State of N.L.’s highways is shocking
On Sunday June 3 my wife and I drove from Eastport to Port Aux Basques after a family visit to eastern Newfoundland.
The snow between Gander and Springdale was a surprise. But it wasn’t nearly the problem that the condition of the pavement was in that area. It made last Sunday’s drive one of the scariest of my life.
The section of highway between Gander and Springdale is in the most dangerous condition of any I’ve encountered in more that 50 years of driving on four continents (including some hairy driving in Kazakstan!).
Standing water resulting from poorly maintained, rutted, driving surfaces made it impossible to avoid hydroplaning at anything over 60 to 70 kms/hr. That’s something Newfoundland’s professional engineers surely would not certify as being fit for purpose and not an acceptable standard of highway safety anywhere, but especially not a class one highway that is a lifeline for Newfoundlanders and visitors alike.

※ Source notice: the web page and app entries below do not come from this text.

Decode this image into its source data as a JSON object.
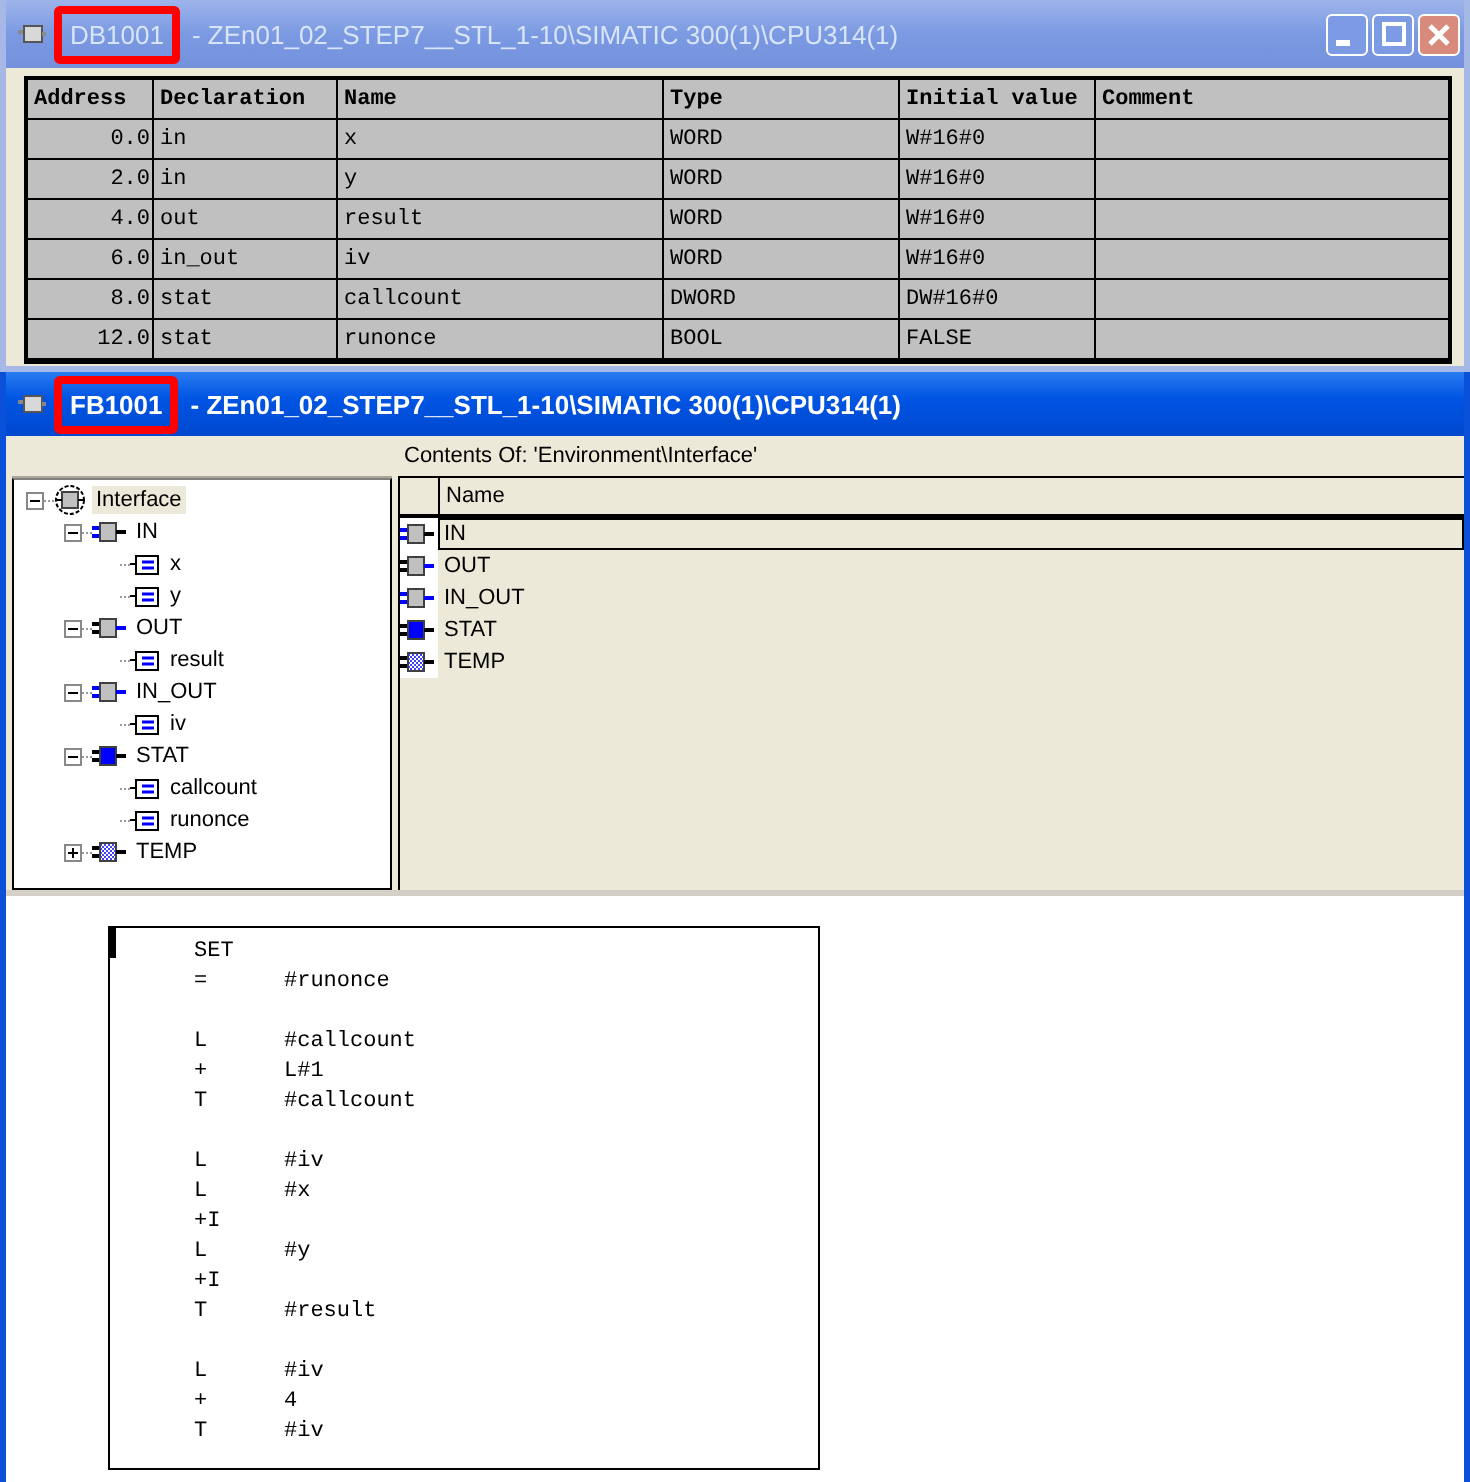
{
  "db_window": {
    "block": "DB1001",
    "marked": true,
    "path": "- ZEn01_02_STEP7__STL_1-10\\SIMATIC 300(1)\\CPU314(1)",
    "active": false,
    "buttons": [
      {
        "kind": "minimize"
      },
      {
        "kind": "maximize"
      },
      {
        "kind": "close"
      }
    ],
    "table": {
      "columns": [
        "Address",
        "Declaration",
        "Name",
        "Type",
        "Initial value",
        "Comment"
      ],
      "rows": [
        {
          "address": "0.0",
          "declaration": "in",
          "name": "x",
          "type": "WORD",
          "initial_value": "W#16#0"
        },
        {
          "address": "2.0",
          "declaration": "in",
          "name": "y",
          "type": "WORD",
          "initial_value": "W#16#0"
        },
        {
          "address": "4.0",
          "declaration": "out",
          "name": "result",
          "type": "WORD",
          "initial_value": "W#16#0"
        },
        {
          "address": "6.0",
          "declaration": "in_out",
          "name": "iv",
          "type": "WORD",
          "initial_value": "W#16#0"
        },
        {
          "address": "8.0",
          "declaration": "stat",
          "name": "callcount",
          "type": "DWORD",
          "initial_value": "DW#16#0"
        },
        {
          "address": "12.0",
          "declaration": "stat",
          "name": "runonce",
          "type": "BOOL",
          "initial_value": "FALSE"
        }
      ]
    }
  },
  "fb_window": {
    "block": "FB1001",
    "marked": true,
    "path": "- ZEn01_02_STEP7__STL_1-10\\SIMATIC 300(1)\\CPU314(1)",
    "active": true,
    "tree": [
      {
        "label": "Interface",
        "kind": "interface",
        "selected": true,
        "expanded": true,
        "children": [
          {
            "label": "IN",
            "kind": "in",
            "selected": false,
            "expanded": true,
            "children": [
              {
                "label": "x",
                "kind": "variable",
                "selected": false
              },
              {
                "label": "y",
                "kind": "variable",
                "selected": false
              }
            ]
          },
          {
            "label": "OUT",
            "kind": "out",
            "selected": false,
            "expanded": true,
            "children": [
              {
                "label": "result",
                "kind": "variable",
                "selected": false
              }
            ]
          },
          {
            "label": "IN_OUT",
            "kind": "in_out",
            "selected": false,
            "expanded": true,
            "children": [
              {
                "label": "iv",
                "kind": "variable",
                "selected": false
              }
            ]
          },
          {
            "label": "STAT",
            "kind": "stat",
            "selected": false,
            "expanded": true,
            "children": [
              {
                "label": "callcount",
                "kind": "variable",
                "selected": false
              },
              {
                "label": "runonce",
                "kind": "variable",
                "selected": false
              }
            ]
          },
          {
            "label": "TEMP",
            "kind": "temp",
            "selected": false,
            "expanded": false
          }
        ]
      }
    ],
    "contents": {
      "title": "Contents Of: 'Environment\\Interface'",
      "column": "Name",
      "items": [
        {
          "label": "IN",
          "kind": "in",
          "selected": true
        },
        {
          "label": "OUT",
          "kind": "out",
          "selected": false
        },
        {
          "label": "IN_OUT",
          "kind": "in_out",
          "selected": false
        },
        {
          "label": "STAT",
          "kind": "stat",
          "selected": false
        },
        {
          "label": "TEMP",
          "kind": "temp",
          "selected": false
        }
      ]
    },
    "code": {
      "groups": [
        {
          "lines": [
            {
              "op": "SET"
            },
            {
              "op": "=",
              "operand": "#runonce"
            }
          ]
        },
        {
          "lines": [
            {
              "op": "L",
              "operand": "#callcount"
            },
            {
              "op": "+",
              "operand": "L#1"
            },
            {
              "op": "T",
              "operand": "#callcount"
            }
          ]
        },
        {
          "lines": [
            {
              "op": "L",
              "operand": "#iv"
            },
            {
              "op": "L",
              "operand": "#x"
            },
            {
              "op": "+I"
            },
            {
              "op": "L",
              "operand": "#y"
            },
            {
              "op": "+I"
            },
            {
              "op": "T",
              "operand": "#result"
            }
          ]
        },
        {
          "lines": [
            {
              "op": "L",
              "operand": "#iv"
            },
            {
              "op": "+",
              "operand": "4"
            },
            {
              "op": "T",
              "operand": "#iv"
            }
          ]
        }
      ]
    }
  }
}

I managed to keep control of my car by driving on the ridges between the ruts. But in doing so I met oncoming traffic doing exactly the same thing. The wall of water thrown up in both directions meant heart-stopping zero visibility and loss of steering when meeting any traffic.
I realize that maintaining public infrastructure is costly and Newfoundland is struggling to address a burdensome debt. But there can be no greater failure of any government than to let a real public safety hazard, as severe as the one posed by the condition of the TCH, persist over such a long period (I had a similar experience eight years ago when I last drove across the Island).
Not only has the government not kept up maintenance, there are no warning signs in the worst areas and sections of highway. In their current state of disrepair these should be closed when there is any significant water on the road.
N.L. has great tourism ads. I’m homesick each time I see one. But after that harrowing drive, I know that I can choose to stay away until the problem is fixed. But what about my granddaughter, her parents and their family and friends who have to cope routinely with unreasonably dangerous driving conditions? What about the countless tourists who assume wrongly that driving here is without any extraordinary risk?
Government has a responsibility to protect us and it is failing to do that. So Newfoundlanders and visitors alike have a right to know when the highway will be made safe for public use.
Transportation Minister Steve Minister Crocker and the premier should get it fixed before more lives are lost and Newfoundland and Labrador gains a reputation that’s not in keeping with its image as a great place in which to live, do business or visit.